* _About this task_: Retype the records exactly.

§

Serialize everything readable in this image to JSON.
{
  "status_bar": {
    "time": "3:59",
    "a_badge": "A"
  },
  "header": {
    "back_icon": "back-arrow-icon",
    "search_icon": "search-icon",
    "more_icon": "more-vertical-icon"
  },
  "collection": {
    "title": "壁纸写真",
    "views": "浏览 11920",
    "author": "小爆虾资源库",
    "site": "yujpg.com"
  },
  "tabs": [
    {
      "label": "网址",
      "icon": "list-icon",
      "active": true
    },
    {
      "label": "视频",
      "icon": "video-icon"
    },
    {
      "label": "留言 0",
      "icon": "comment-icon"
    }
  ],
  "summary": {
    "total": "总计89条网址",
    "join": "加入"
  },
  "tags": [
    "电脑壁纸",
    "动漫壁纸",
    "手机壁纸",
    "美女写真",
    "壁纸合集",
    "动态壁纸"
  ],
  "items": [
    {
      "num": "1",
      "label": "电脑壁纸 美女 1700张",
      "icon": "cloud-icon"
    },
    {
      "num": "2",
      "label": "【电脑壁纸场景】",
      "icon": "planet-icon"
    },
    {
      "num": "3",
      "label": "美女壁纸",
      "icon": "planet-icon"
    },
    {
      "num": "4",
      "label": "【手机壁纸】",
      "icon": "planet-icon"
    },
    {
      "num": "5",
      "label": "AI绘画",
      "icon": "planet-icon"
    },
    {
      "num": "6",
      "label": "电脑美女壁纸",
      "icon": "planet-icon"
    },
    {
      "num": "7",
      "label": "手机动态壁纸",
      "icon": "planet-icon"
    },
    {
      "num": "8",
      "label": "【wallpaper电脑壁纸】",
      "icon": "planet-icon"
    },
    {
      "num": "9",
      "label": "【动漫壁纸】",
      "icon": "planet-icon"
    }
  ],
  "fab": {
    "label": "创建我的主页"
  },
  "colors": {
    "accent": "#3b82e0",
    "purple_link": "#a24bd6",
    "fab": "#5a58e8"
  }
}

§

* _Completed task_:
Serialize everything readable in this image to JSON.
{
  "status_bar": {
    "time": "3:59",
    "a_badge": "A"
  },
  "header": {
    "back_icon": "back-arrow-icon",
    "search_icon": "search-icon",
    "more_icon": "more-vertical-icon"
  },
  "collection": {
    "title": "壁纸写真",
    "views": "浏览 11920",
    "author": "小爆虾资源库",
    "site": "yujpg.com"
  },
  "tabs": [
    {
      "label": "网址",
      "icon": "list-icon",
      "active": true
    },
    {
      "label": "视频",
      "icon": "video-icon"
    },
    {
      "label": "留言 0",
      "icon": "comment-icon"
    }
  ],
  "summary": {
    "total": "总计89条网址",
    "join": "加入"
  },
  "tags": [
    "电脑壁纸",
    "动漫壁纸",
    "手机壁纸",
    "美女写真",
    "壁纸合集",
    "动态壁纸"
  ],
  "items": [
    {
      "num": "1",
      "label": "电脑壁纸 美女 1700张",
      "icon": "cloud-icon"
    },
    {
      "num": "2",
      "label": "【电脑壁纸场景】",
      "icon": "planet-icon"
    },
    {
      "num": "3",
      "label": "美女壁纸",
      "icon": "planet-icon"
    },
    {
      "num": "4",
      "label": "【手机壁纸】",
      "icon": "planet-icon"
    },
    {
      "num": "5",
      "label": "AI绘画",
      "icon": "planet-icon"
    },
    {
      "num": "6",
      "label": "电脑美女壁纸",
      "icon": "planet-icon"
    },
    {
      "num": "7",
      "label": "手机动态壁纸",
      "icon": "planet-icon"
    },
    {
      "num": "8",
      "label": "【wallpaper电脑壁纸】",
      "icon": "planet-icon"
    },
    {
      "num": "9",
      "label": "【动漫壁纸】",
      "icon": "planet-icon"
    }
  ],
  "fab": {
    "label": "创建我的主页"
  },
  "colors": {
    "accent": "#3b82e0",
    "purple_link": "#a24bd6",
    "fab": "#5a58e8"
  }
}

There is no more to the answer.